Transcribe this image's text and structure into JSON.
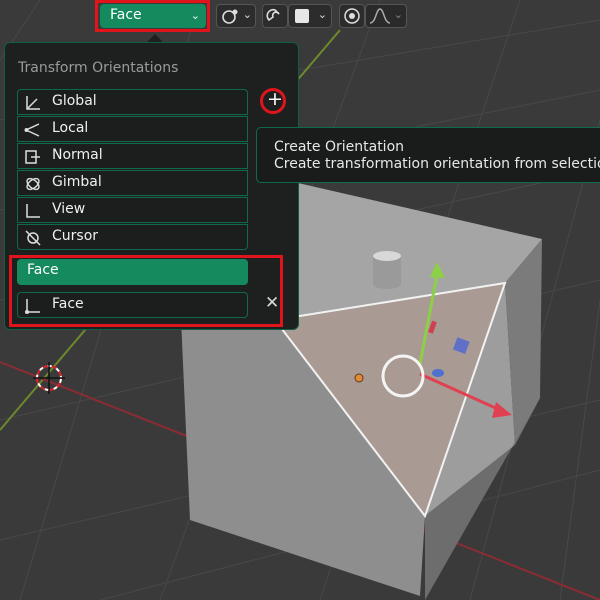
{
  "header": {
    "orientation_value": "Face"
  },
  "popup": {
    "title": "Transform Orientations",
    "items": [
      {
        "label": "Global",
        "icon": "orientation-global-icon"
      },
      {
        "label": "Local",
        "icon": "orientation-local-icon"
      },
      {
        "label": "Normal",
        "icon": "orientation-normal-icon"
      },
      {
        "label": "Gimbal",
        "icon": "orientation-gimbal-icon"
      },
      {
        "label": "View",
        "icon": "orientation-view-icon"
      },
      {
        "label": "Cursor",
        "icon": "orientation-cursor-icon"
      }
    ],
    "add_icon": "plus-icon",
    "custom": {
      "name_value": "Face",
      "item_label": "Face",
      "delete_icon": "close-icon"
    }
  },
  "tooltip": {
    "title": "Create Orientation",
    "description": "Create transformation orientation from selection"
  },
  "colors": {
    "accent_green": "#148a5e",
    "highlight_red": "#e0141b",
    "viewport_bg": "#3a3a3a",
    "popup_bg": "#1e2020"
  }
}
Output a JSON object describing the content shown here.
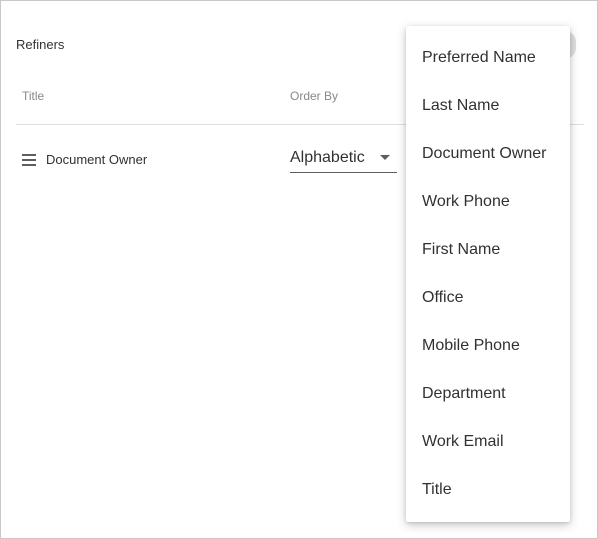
{
  "panel": {
    "title": "Refiners"
  },
  "columns": {
    "title_header": "Title",
    "order_header": "Order By"
  },
  "row": {
    "title": "Document Owner",
    "order_value": "Alphabetic"
  },
  "menu": {
    "items": [
      "Preferred Name",
      "Last Name",
      "Document Owner",
      "Work Phone",
      "First Name",
      "Office",
      "Mobile Phone",
      "Department",
      "Work Email",
      "Title"
    ]
  },
  "icons": {
    "drag": "drag-handle-icon",
    "caret": "chevron-down-icon"
  }
}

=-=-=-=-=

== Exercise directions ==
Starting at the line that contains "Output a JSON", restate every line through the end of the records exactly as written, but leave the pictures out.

== Answer space ==
Output a JSON object describing the content shown here.
{
  "panel": {
    "title": "Refiners"
  },
  "columns": {
    "title_header": "Title",
    "order_header": "Order By"
  },
  "row": {
    "title": "Document Owner",
    "order_value": "Alphabetic"
  },
  "menu": {
    "items": [
      "Preferred Name",
      "Last Name",
      "Document Owner",
      "Work Phone",
      "First Name",
      "Office",
      "Mobile Phone",
      "Department",
      "Work Email",
      "Title"
    ]
  },
  "icons": {
    "drag": "drag-handle-icon",
    "caret": "chevron-down-icon"
  }
}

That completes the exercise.